Since we have three councils and 34 organizations it is difficult to give an average for all organizations. Greek Forum for NPHC is a requirement if you would like to go through Intake in a particular semester. The cost for Greek Forum is 20 dollars. NPHC organizations' dues vary from chapter to chapter. There is usually a higher front end cost for students interested in NPHC be sure if you are thinking about one of the Divine Nine ask the cost question to the organizations.
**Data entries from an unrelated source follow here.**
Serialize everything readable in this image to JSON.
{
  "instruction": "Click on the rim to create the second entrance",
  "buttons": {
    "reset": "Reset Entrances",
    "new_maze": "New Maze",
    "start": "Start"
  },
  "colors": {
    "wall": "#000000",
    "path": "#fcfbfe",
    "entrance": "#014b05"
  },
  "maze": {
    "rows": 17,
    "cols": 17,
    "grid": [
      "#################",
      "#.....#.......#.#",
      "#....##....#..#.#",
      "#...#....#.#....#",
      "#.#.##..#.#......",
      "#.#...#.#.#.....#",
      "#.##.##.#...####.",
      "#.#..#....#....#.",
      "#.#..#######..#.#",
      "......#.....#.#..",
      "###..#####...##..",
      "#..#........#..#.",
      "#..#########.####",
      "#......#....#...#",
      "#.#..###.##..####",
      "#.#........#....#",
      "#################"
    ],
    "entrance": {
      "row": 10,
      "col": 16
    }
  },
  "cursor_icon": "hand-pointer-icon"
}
The Registration fee for Formal Recruitment (IFC and NPC) is $100. It is due when you submit your application form online. The costs associated with the individual chapter dues are fairly subjective. We highly encourage potential new members to ask about the financial costs of each chapter during the first round of Recruitment. It is a very common topic of conversation, and should not be an awkward question. Typically, most chapters will address this issue up front. The average dues are about $350 - $450 per month, which includes membership fees, meal plan, social parties, t-shirts, and other items. For some groups, some of these costs are separate from the main dues. But please note, each house is different, this is simply an average estimate. It is also noteworthy that after the first year, dues are somewhat less because of the costs associated with initiation.
Scholarship is the most important aspect of Greek membership and is a stated ideal and objective of every Greek organization. On average, fraternity and sorority students have higher GPA’s than the all men’s and all women’s averages at Ole Miss. Greeks are members of some of the most prestigious academic honoraries, including Phi Beta Kappa, Phi Kappa Phi, Omicron Delta Kappa, Mortar Board and Golden Key. Theses results are the goals of all chapters, and many chapters have strong academic programs that include the use of scholarship files, study halls and peer study groups.
While academics should be every student’s priority at Ole Miss, not all learning in college takes place in the classroom. Fraternities and sororities are committed to discovering each member’s leadership potential through programs sponsored by the local chapter, the national fraternity or sorority, and the University. This intense motivation of the Greek community results in member’s gaining skills that later become invaluable assets as they move into the job market after graduation.
The opportunity for leadership training exists in the Greek community is unique to that in other organizations. Greek letter organizations are the largest student organizations on campus; they have many members who live together on campus, and they live for strong ideals demonstrated by their creeds and rituals. Getting involved within that organization is a great way to that leadership training even in the first semester.
Because of the natural structure of fraternities and sororities, there are tremendous networking opportunities that are available. This network lends itself to providing more chances of getting involved in other non-Greek organizations around campus. Greek men and women hold many leadership positions in student government, ambassadors, orientation leaders, the Student Programming Board, and many other groups.
Service to the community is a fundamental mission of fraternity and sorority life at Ole Miss. Tremendous opportunity exists for member’s of Greek organizations to help out in a wide range of volunteer activities. Many Ole Miss organizations have received national recognition for their philanthropic efforts. Greeks at The University of Mississippi also participate in numerous campus sponsored activities, including blood drives, campus cleanups, and food collections for the underprivileged or those affected by natural disaster. Regardless of the type of event, Greeks at Ole Miss demonstrate an overwhelming selflessness when it come to sharing their time and energy to make the world around them a better place.
Brotherood and Sisterhood
One of the most important aspects of Greek life is that fraternities and sororities offer a home away from home for their members. Joining a Greek organization means learning the concept of community living while respecting individuality. Here students learn to trust others and to rely on them for advice, a helping hand, or even a shoulder on which to lean.